#5. Prioritize options for middle school athletes
Almost all kids start out playing sports, but as they age there is a steady outflow of participants and very little inflow. When they no longer want to do soccer and baseball/softball, what do they move to? We need sports that have a low bar of entry (in terms of skills, commitment, and costs) for kids aged 11 and up.
This is where no-cut sports are ideal - especially cross country, which lends itself to huge teams that can practice together in almost any school location and meets where all the kids can run, regardless of their performance level. Best of all, it requires little more than a pair of comfortable shoes. Swimming could be another good option - it’s not that hard to schedule more heats of each event - if we still invested in pools (which we do not) and many families weren’t scared off by the hyper-competitive vibe swimming tends to give off.
#6. Don’t neglect indoor sports
I live in Chicago. You may be aware that we have a notable winter. We’re not alone, either. Why aren’t there more youth bowling teams in northern communities? Is anybody else using the lanes from 3-6pm on weekdays? Martial arts, wrestling, ping pong, badminton, and floor hockey are good indoor options that don’t require a ton of physical space. Do your local schools sponsor teams in these sports? If not, why not?
At the end of the day, this is really about parents
We’re the ones who matter. If we tell our kids that the only reason to play sports is to be a star or to earn a college scholarship, they’ll want to quit as soon as those dreams recede. If we treat sports as part of a balanced, healthy childhood, they will too.
How about this plan?
Sign your child up for at least one sport in every season. Don’t take no for an answer.
Show up to watch. Stay off your phone.
Don’t act like a dipstick toward the officials or the other parents.
Cheer for the other kids - and the kids on the other team - rather than just your own child.
Stop caring whether your child is good. Just let it go. If they are trying hard and enjoying it even a little bit, it’s a success.
Volunteer to coach. If you don’t know anything about the sport, congratulations. You’ve just joined a storied and glorious parental tradition.
After the game, praise effort, sportsmanship, and improvement. Don’t talk very much about the score.
This is one of the most important things we can do for our kids. Some of them are going to be elite. Which is great. But the benefits of sports are just as meaningful for all kids. They should all be playing. Syrupy grape drink barrels for everyone.
I benefitted tremendously from participation in youth sports. When I look back, I can hardly believe how fortunate I was to have two parents who made it possible for my siblings and I to play without ever making it about them. Their support was unconditional. They ended up with two kids - my sister and I - who collected a lot of friends and memories and a third - my brother - who has collected five Super Bowl rings. Thanks, Mom and Dad.
I’m also grateful to my coaches. I have specific memories from just about all of them. Once again, I was awfully lucky. For instance: One of my coaches was recently named the USA Today Coach of the Year. He knew I wasn’t a very talented athlete. But he made my experience as part of a high school football team very special anyway.

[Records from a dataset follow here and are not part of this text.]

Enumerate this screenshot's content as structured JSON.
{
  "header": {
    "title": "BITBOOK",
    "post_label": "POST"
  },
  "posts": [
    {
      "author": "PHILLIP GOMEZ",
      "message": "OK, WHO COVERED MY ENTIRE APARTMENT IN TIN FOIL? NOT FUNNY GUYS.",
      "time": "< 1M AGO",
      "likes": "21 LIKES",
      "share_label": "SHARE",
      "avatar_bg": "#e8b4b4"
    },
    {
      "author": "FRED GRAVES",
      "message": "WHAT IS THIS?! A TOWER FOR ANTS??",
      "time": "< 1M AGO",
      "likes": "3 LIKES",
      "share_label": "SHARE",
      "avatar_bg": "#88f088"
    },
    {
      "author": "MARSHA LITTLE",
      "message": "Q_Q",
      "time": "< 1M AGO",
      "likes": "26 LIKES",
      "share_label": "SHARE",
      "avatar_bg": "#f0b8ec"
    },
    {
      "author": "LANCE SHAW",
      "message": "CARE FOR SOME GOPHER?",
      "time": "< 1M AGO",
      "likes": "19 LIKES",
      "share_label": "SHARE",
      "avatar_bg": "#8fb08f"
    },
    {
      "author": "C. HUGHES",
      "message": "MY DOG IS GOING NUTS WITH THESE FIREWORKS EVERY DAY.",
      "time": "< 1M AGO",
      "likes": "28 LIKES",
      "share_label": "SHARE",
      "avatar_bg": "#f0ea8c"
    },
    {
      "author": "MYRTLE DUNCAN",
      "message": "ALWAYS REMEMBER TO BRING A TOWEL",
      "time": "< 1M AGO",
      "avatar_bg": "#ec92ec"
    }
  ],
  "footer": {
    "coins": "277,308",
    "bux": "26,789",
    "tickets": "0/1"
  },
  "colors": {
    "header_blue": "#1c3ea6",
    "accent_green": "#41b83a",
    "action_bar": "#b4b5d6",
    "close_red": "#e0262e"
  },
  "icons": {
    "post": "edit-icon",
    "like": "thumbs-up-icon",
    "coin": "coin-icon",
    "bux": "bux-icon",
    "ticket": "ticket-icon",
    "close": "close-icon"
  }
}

As I was working on this piece, I was a little bit overcome by the realization that I never told most of my coaches how much they meant to me. I was a kid, I guess. I wish I’d done that. Now that I’ve had a chance to coach youth teams myself, I know that it’s awfully rewarding on its own - seeing the kids grow and succeed. Sports are pretty healthy for middle aged dads, too.

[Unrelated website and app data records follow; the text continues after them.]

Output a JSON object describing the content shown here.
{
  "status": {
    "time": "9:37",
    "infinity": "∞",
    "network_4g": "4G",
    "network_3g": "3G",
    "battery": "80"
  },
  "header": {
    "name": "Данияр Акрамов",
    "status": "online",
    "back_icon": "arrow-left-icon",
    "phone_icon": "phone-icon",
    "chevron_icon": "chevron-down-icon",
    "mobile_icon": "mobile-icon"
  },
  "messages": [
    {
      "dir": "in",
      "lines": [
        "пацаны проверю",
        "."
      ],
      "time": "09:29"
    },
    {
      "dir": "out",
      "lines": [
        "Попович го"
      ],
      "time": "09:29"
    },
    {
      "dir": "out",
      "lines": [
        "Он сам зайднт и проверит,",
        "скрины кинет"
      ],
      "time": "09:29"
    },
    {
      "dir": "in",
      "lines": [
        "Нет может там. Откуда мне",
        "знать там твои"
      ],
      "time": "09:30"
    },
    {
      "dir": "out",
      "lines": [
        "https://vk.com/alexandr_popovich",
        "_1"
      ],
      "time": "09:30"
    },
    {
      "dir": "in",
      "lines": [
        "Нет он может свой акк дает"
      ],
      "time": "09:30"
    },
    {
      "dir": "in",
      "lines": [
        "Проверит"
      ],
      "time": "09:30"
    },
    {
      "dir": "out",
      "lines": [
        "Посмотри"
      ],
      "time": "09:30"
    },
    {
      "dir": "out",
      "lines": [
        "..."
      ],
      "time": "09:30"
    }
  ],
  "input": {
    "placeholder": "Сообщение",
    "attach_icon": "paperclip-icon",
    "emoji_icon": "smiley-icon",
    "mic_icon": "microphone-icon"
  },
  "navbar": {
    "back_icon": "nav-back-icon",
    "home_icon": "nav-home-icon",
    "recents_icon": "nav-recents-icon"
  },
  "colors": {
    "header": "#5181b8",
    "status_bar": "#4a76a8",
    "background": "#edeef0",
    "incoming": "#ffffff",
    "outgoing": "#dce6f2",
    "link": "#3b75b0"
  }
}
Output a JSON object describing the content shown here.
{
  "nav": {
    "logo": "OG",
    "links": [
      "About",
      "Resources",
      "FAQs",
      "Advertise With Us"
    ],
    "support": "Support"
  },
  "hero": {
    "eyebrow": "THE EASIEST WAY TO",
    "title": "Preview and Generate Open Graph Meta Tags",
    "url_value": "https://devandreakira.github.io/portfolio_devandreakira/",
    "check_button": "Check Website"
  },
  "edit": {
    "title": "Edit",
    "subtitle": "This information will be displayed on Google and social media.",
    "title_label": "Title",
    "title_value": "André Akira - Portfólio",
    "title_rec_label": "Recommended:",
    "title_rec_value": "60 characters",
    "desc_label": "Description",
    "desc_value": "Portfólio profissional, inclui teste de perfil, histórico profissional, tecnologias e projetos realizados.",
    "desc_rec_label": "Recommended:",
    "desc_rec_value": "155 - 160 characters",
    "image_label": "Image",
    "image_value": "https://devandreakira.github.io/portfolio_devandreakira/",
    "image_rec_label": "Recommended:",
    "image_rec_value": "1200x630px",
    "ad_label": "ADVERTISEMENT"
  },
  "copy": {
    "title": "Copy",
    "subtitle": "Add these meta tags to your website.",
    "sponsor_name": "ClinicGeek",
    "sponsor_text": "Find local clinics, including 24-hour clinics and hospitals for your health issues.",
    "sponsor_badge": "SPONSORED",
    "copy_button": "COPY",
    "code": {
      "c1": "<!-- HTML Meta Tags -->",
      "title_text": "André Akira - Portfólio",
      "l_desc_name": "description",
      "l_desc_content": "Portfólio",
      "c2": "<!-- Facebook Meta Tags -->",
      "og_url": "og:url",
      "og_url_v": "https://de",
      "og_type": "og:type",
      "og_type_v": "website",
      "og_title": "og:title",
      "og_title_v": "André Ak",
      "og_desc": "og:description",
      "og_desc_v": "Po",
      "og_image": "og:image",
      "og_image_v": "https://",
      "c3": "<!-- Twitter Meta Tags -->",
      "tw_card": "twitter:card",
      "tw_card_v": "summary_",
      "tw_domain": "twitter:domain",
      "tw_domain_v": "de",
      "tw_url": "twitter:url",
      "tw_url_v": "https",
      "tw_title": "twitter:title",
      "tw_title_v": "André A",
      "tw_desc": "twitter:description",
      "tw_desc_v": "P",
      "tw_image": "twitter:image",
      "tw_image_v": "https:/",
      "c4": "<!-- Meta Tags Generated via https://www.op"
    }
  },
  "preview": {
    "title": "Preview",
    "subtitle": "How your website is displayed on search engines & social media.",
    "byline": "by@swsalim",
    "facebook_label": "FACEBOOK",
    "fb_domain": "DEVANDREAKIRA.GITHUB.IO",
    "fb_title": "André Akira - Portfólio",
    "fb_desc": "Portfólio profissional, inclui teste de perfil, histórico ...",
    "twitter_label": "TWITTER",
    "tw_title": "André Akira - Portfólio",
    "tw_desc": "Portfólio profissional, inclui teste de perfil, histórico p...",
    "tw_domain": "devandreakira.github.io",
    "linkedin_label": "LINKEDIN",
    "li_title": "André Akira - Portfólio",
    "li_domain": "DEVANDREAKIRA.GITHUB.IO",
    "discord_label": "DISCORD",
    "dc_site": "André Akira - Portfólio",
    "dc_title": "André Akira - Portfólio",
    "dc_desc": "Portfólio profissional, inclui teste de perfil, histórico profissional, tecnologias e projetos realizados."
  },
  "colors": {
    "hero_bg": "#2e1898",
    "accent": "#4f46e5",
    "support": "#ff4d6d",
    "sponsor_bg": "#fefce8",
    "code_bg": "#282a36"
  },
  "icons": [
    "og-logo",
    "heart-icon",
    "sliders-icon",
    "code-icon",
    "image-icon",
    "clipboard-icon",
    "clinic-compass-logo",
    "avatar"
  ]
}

Next month, The Education Daly will tackle a new issue. Subscribe for free and receive it in your inbox.